The field of public health law traditionally focuses on law at the national and sub-national level. National legal systems, however, are inadequate to deal with major threats to humans. Despite the inadequacies of national governance, there are fundamental questions that need resolution in the field of global health law: Why should governments care about the health of people far away? Are profound health disparities just and, if not, is there a corresponding obligation to redress the injustice? Can international law effectively bind governments, foundations, and corporations to act for the global good? This article, based on a lecture at Emory Law School, asks the hard questions and offers some ways forward for the future of global health.

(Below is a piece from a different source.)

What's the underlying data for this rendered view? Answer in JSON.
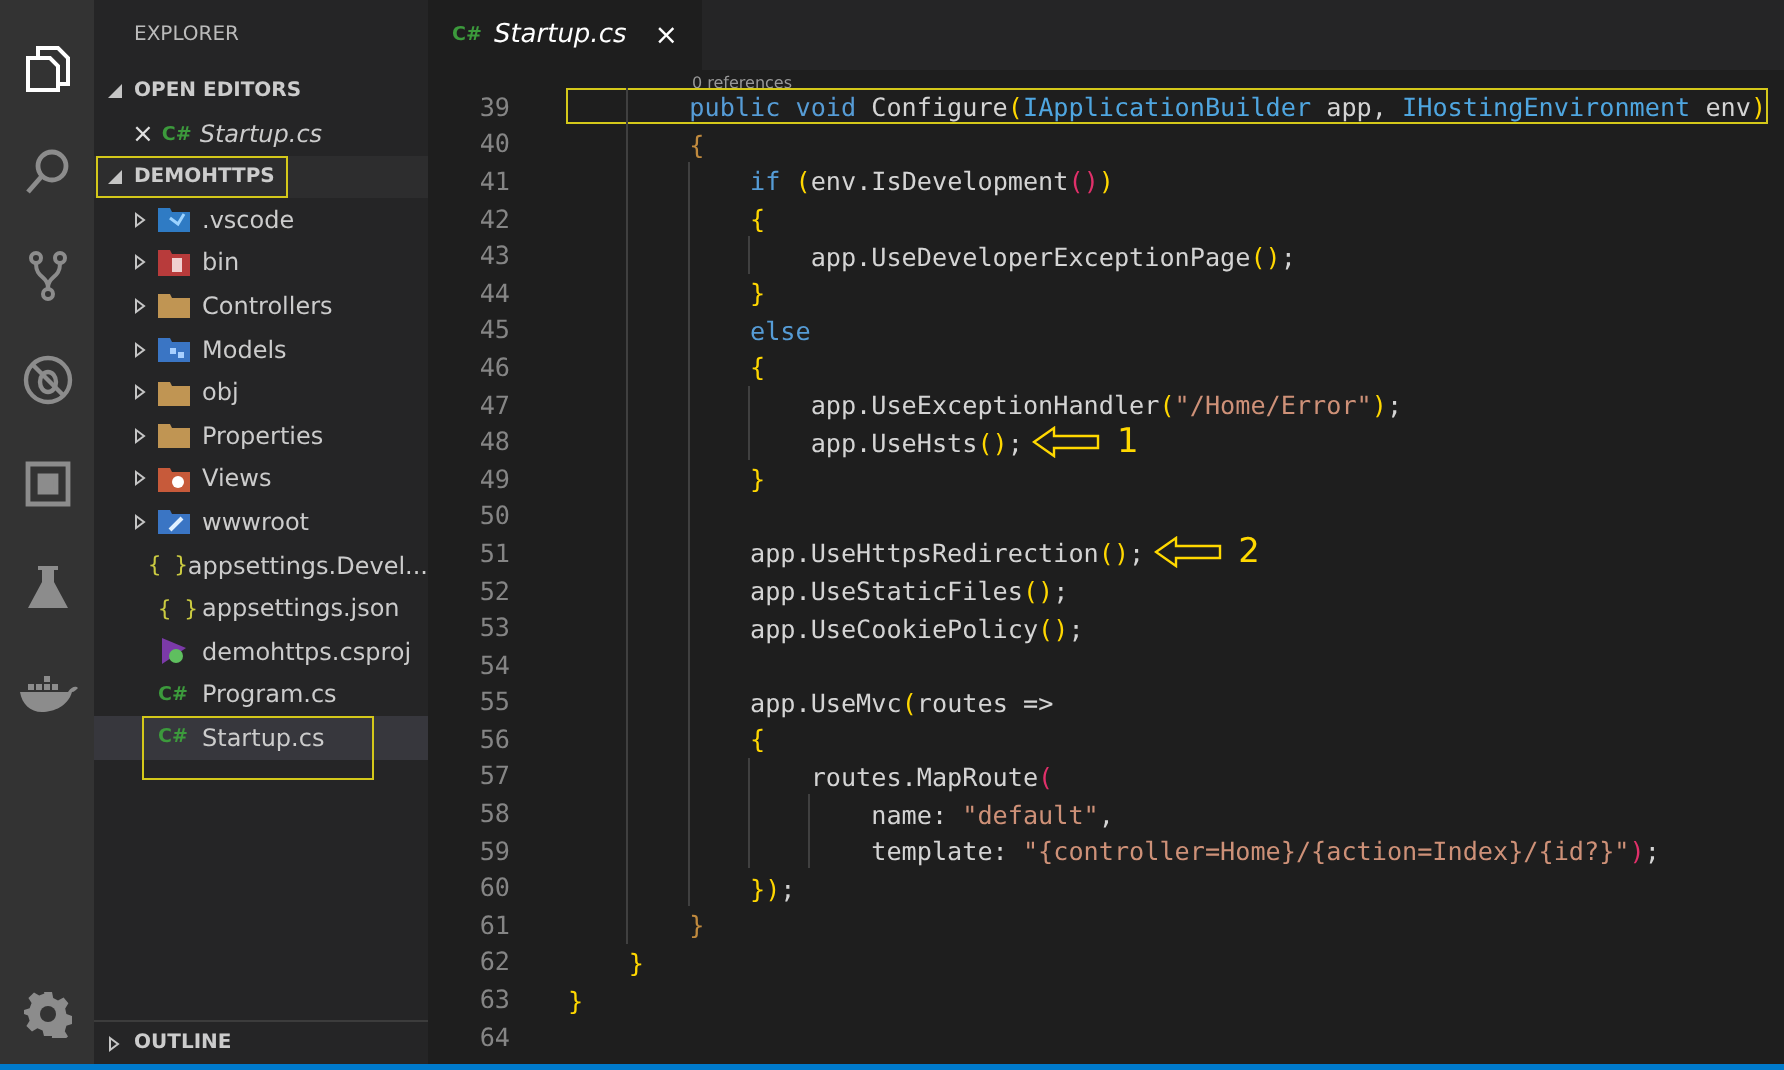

Gostin, Lawrence O., "Global Health Law Governance" (2008). O'Neill Institute Papers. Paper 12.